On this recent day at the University of Richmond, 12 students sat listening to his spiel.
“My job is to not even be remotely interesting,” Perriello told the group, brandishing a flip-chart marker and walking his audience through Romney’s tax cut proposals. “We are actually trying to show that people care enough about facts and information, that geeking out a little bit and going through some graphs and some numbers on some flip charts — that there really are a lot of voters in your dorm rooms, on campus, in your neighborhoods, who want to know the facts behind the facts.”
In fairness to Perriello, he’s garnered far larger audiences in other battlegrounds — notably Ohio, where his “True Cost of Romney” tour has focused heavily on explaining (and criticizing Republican presidential nominee Mitt Romney’s opposition to) the federal bailout of the auto industry. During a two-day blitz across Ohio last month, Perriello reached thousands of Ohioans by appearing on local public-policy shows, sitting for radio interviews and meeting with the editorial boards at four newspapers.
This week, Perriello dialed into an Ohio news conference to talk about Romney’s new effort to discredit the automakers bailout by suggesting — inaccurately, according to Perriello, auto executives and most fact-checkers — that bailout money helped both Chrysler and General Motors move American jobs to China.
Perriello doesn’t shy away from zingers — he called Romney’s latest strategy “crass and craven” and accused him of outright dishonesty. “It’s starting to be a disqualifying factor when people don’t feel like they can believe what comes out of his mouth,” he said. But those lines come after a wonky explanation of what was wrong with Romney’s view that the federal government shouldn’t have loaned money to the car companies — that they should have had to go to the private markets for the capital they needed to stay afloat.
Perriello is not exclusively toiling in obscurity. This week, the Obama campaign debuted a TV ad in Ohio based on the Center for American Progress’s Ohio research.
Perriello, the Center for American Progress and the left in general are certainly not the only entities trying to inject policy into the increasingly depth-free domain of American political discourse. The Heritage Foundation, a conservative think tank, has helped sponsor a “Values Bus” that is touring the nation in part to make the case — like Perriello, with math and flip charts and facts and figures — for cutting federal spending to lower deficit spending and the national debt.
Perriello is a deep admirer of President Obama: In an anti-Obama election year, he gladly appeared with the president in 2010 a few days before his defeat.
In Obama’s support for the bailouts, in his demand for tougher Wall Street regulations, even in his investments in wind energy, Perriello sees a grander philosophy — a role for government in keeping manufacturing and agriculture strong — and a mandate to protect and strengthen a middle class that Perriello believes drives, rather than results from, a humming economy. The 2012 election, Perriello believes, is a referendum on that philosophy.

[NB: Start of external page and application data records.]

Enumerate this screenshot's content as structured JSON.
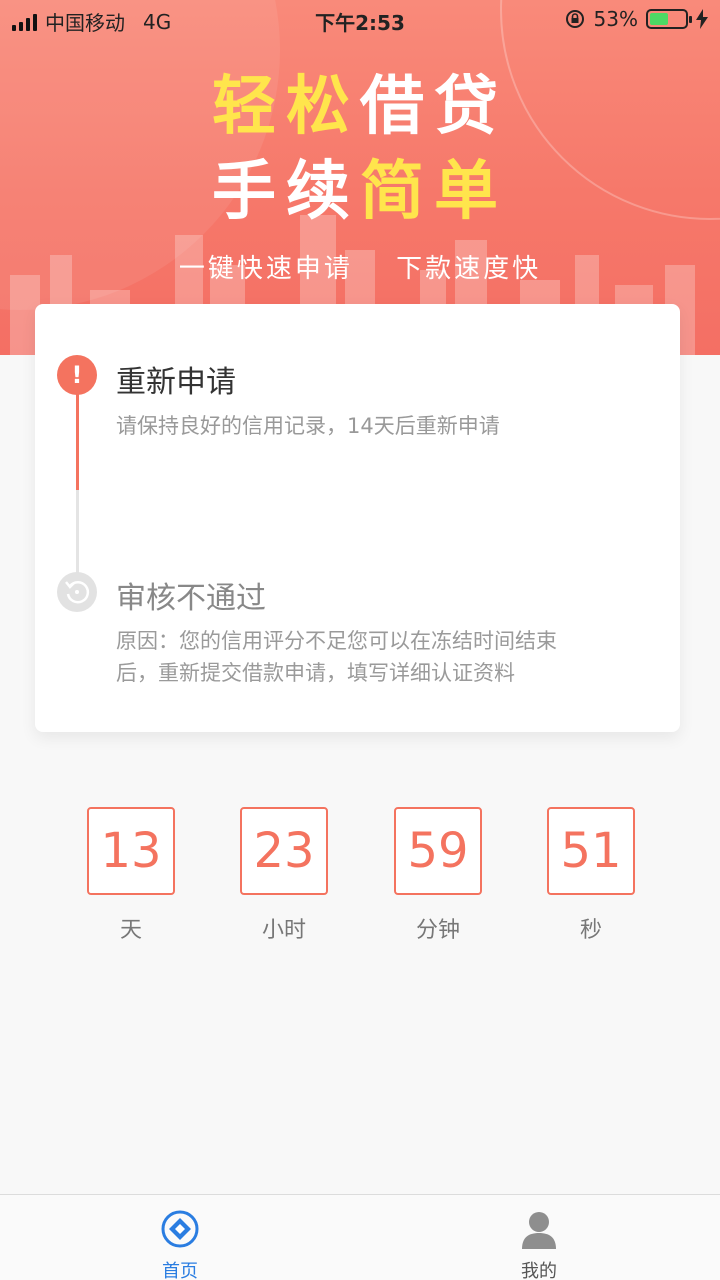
{
  "status_bar": {
    "carrier": "中国移动",
    "network": "4G",
    "time": "下午2:53",
    "battery": "53%",
    "battery_level": 0.53
  },
  "banner": {
    "line1_part1": "轻松",
    "line1_part2": "借贷",
    "line2_part1": "手续",
    "line2_part2": "简单",
    "slogan_left": "一键快速申请",
    "slogan_right": "下款速度快"
  },
  "steps": [
    {
      "title": "重新申请",
      "desc": "请保持良好的信用记录，14天后重新申请",
      "icon": "exclamation-icon"
    },
    {
      "title": "审核不通过",
      "desc": "原因：您的信用评分不足您可以在冻结时间结束后，重新提交借款申请，填写详细认证资料",
      "icon": "refresh-icon"
    }
  ],
  "countdown": [
    {
      "value": "13",
      "unit": "天"
    },
    {
      "value": "23",
      "unit": "小时"
    },
    {
      "value": "59",
      "unit": "分钟"
    },
    {
      "value": "51",
      "unit": "秒"
    }
  ],
  "tabbar": {
    "home": "首页",
    "me": "我的"
  },
  "colors": {
    "accent": "#f4735f",
    "tab_active": "#2a7de1"
  }
}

And that’s what led him to his latest adventure.
Perriello’s gig at the Center for American Progress has in some ways served as the perfect landing pad for his brand of conviction politics — the view that taking the right positions is more important than taking politically popular positions. The right positions can become popular, the thinking goes, with facts and education.
The philosophy didn’t work out so well for Perriello in Congress, where his votes on carbon-emissions limits (cap and trade) and the health-care law helped fuel his defeat (although he would quibble with that premise, since he lost by only four percentage points in a deeply Republican district).
But it is perfectly suited, he argues, to his new road show.
“How large is the tax cut that Mitt Romney has proposed?” Perriello, sporting jeans and his shirt sleeves rolled up, asked the roomful of students in Richmond while drawing squares representing federal expenditures on the flip chart. “Anyone have a figure on this?”
There weren’t enough people in the room for the question to elicit more than a quiet murmur. It didn’t matter. Perriello jumped on the timid response and continued with his spiel.